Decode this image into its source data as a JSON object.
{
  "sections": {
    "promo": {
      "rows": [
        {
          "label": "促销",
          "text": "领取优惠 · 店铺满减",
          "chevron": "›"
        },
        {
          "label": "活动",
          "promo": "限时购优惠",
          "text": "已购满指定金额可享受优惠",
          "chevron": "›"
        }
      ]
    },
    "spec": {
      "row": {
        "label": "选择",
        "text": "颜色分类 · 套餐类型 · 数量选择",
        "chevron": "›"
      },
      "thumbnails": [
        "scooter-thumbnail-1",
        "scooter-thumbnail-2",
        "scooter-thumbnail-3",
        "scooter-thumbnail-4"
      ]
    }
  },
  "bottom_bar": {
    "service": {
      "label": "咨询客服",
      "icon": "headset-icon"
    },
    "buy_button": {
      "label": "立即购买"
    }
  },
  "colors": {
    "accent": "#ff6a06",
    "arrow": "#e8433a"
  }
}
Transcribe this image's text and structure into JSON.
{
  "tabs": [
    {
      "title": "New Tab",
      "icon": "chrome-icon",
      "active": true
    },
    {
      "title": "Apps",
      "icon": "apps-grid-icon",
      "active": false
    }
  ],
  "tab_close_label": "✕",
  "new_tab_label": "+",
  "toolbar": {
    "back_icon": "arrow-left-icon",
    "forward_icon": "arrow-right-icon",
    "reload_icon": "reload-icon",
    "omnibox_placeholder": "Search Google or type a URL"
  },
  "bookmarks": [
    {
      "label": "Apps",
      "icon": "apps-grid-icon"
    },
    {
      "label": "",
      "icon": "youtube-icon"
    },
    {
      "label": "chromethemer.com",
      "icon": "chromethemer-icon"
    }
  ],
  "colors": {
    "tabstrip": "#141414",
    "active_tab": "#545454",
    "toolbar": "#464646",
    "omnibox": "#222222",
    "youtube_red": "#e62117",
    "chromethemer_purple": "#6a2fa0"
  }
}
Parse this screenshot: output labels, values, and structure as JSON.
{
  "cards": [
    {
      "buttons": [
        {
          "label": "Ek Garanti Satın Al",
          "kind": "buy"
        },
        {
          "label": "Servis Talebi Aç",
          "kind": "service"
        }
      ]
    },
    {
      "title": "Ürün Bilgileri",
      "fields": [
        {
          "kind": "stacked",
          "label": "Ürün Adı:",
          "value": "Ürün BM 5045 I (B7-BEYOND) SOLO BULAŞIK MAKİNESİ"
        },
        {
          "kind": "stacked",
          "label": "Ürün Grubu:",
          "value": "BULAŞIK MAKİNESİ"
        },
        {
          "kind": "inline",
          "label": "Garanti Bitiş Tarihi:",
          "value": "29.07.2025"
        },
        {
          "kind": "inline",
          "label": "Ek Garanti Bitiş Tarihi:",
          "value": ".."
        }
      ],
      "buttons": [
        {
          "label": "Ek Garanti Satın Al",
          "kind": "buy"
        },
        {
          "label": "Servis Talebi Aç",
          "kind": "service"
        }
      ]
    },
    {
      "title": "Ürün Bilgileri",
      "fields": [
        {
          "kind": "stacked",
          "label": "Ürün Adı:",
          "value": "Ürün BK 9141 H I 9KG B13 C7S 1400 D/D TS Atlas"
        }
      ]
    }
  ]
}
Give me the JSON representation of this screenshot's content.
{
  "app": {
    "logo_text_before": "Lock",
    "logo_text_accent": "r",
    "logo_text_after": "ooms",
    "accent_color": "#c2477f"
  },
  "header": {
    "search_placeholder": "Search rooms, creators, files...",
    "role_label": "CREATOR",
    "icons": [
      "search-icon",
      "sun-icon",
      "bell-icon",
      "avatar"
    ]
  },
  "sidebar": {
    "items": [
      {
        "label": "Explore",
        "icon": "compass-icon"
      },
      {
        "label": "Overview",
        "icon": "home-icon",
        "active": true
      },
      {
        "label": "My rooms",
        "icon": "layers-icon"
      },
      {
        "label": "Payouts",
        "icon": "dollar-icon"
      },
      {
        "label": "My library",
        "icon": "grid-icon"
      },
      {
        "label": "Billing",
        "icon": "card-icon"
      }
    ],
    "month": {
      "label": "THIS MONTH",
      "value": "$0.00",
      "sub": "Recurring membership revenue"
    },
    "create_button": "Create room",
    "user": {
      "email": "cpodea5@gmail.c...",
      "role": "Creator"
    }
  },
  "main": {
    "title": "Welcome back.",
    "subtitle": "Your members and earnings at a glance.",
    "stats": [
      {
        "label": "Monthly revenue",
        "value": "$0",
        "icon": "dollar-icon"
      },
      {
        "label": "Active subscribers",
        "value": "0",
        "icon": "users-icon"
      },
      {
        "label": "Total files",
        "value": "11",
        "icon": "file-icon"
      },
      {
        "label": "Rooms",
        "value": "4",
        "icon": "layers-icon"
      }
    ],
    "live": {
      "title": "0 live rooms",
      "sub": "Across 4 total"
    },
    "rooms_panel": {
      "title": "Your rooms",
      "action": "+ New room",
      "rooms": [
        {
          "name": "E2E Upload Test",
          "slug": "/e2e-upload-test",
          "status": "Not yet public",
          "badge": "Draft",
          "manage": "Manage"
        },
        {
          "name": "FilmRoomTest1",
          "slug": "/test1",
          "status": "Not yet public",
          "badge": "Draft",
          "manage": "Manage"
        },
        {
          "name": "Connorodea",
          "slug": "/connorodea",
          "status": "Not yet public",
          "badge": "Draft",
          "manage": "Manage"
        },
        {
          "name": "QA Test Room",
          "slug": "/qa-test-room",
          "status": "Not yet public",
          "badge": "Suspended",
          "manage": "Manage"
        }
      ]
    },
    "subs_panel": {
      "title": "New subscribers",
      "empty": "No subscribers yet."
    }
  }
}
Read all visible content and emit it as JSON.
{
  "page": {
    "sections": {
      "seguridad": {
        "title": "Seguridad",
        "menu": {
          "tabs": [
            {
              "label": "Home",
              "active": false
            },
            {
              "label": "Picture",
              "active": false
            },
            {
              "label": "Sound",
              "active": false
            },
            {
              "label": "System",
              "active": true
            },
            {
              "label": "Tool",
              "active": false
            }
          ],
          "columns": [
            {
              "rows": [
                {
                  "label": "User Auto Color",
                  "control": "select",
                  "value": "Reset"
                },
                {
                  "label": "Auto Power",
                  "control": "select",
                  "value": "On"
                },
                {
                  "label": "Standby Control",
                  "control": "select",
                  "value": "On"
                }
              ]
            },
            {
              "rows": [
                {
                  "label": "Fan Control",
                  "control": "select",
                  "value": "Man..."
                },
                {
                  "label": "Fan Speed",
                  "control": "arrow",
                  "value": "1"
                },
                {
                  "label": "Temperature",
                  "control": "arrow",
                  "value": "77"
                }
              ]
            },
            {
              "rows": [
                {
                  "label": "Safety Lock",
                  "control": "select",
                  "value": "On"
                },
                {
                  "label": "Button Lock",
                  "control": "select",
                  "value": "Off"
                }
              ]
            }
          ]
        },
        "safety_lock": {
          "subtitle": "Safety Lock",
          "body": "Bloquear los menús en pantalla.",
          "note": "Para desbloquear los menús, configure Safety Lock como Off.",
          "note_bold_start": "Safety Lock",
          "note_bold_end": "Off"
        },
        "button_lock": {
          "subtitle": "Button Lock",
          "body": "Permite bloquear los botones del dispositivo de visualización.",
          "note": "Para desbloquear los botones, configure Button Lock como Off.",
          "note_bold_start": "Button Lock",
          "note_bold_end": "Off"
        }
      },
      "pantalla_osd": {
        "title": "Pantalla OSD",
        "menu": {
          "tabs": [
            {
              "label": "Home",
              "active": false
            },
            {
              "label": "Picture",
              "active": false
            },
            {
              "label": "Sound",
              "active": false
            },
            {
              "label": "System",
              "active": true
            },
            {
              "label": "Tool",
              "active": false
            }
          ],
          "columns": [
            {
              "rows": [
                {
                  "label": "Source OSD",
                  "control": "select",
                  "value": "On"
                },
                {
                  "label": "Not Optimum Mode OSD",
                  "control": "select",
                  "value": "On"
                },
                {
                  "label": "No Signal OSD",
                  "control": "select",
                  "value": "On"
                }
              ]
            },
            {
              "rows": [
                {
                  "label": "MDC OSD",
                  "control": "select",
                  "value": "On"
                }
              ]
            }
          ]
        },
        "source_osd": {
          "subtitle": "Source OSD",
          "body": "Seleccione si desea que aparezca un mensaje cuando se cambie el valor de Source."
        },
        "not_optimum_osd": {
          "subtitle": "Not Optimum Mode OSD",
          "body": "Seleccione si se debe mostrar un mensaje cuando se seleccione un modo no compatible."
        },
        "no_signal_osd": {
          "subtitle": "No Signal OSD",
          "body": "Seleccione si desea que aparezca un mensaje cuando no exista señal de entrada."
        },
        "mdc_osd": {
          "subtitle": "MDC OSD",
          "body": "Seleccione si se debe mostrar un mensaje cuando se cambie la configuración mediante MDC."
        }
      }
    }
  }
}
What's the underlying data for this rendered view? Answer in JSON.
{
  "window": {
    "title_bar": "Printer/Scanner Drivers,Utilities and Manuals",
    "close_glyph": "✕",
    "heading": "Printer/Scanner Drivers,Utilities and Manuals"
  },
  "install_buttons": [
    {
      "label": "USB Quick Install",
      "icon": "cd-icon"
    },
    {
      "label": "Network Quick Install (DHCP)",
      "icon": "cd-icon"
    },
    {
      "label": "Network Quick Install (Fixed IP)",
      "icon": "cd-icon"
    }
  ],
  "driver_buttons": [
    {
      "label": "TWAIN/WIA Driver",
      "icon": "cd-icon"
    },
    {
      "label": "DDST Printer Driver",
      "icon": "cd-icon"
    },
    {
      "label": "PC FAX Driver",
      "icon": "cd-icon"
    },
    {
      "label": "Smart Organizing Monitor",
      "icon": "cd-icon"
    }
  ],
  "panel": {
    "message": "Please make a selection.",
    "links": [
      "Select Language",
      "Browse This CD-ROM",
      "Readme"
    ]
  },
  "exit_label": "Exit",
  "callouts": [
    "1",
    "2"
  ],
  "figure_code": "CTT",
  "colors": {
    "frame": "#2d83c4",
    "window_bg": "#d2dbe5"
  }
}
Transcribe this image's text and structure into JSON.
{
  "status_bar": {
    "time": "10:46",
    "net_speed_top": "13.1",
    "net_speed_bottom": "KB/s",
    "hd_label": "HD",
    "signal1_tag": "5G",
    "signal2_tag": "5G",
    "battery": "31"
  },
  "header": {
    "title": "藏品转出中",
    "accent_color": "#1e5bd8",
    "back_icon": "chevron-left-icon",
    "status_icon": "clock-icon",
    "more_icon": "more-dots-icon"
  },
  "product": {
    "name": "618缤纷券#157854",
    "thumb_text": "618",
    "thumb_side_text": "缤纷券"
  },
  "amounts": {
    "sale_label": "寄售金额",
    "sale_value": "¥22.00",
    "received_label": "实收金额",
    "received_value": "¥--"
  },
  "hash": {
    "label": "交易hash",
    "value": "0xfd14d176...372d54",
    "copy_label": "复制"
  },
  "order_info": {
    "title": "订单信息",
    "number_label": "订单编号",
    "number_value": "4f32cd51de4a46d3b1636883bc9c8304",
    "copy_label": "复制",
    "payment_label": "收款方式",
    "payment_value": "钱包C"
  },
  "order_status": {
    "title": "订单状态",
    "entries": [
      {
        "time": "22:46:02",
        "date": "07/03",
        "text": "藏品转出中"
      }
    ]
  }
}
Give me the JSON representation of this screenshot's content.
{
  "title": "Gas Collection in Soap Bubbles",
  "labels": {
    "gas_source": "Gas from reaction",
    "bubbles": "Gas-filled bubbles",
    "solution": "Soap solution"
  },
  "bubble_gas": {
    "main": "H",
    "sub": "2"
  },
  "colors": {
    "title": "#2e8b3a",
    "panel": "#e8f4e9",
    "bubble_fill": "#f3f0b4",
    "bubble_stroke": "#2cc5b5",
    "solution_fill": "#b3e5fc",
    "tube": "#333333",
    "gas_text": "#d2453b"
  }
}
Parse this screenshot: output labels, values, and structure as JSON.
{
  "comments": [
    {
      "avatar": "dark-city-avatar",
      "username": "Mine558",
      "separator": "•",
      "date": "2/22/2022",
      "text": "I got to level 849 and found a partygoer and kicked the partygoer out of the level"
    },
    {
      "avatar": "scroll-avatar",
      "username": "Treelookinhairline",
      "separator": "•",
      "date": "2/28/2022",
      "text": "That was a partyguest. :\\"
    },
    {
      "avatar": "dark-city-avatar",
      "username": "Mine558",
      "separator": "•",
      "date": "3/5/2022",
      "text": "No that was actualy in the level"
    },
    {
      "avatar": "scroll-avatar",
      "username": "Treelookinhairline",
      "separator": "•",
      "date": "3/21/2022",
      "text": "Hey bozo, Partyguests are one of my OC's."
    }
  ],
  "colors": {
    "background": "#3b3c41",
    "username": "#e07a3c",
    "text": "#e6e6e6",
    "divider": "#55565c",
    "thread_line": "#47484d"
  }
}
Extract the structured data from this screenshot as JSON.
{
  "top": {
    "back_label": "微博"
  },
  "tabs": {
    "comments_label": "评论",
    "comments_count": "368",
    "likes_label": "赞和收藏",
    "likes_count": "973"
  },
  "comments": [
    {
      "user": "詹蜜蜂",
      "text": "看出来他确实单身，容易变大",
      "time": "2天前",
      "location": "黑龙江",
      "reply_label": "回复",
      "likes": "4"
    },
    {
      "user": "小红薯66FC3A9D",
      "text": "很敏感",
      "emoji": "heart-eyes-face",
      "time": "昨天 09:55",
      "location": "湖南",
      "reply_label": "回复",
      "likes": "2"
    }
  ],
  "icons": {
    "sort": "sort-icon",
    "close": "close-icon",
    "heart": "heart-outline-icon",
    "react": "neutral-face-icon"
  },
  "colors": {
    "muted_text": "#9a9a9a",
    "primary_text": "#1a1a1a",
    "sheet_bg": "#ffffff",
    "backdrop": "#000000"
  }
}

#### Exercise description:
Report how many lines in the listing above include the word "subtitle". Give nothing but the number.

#### Result for this task:
7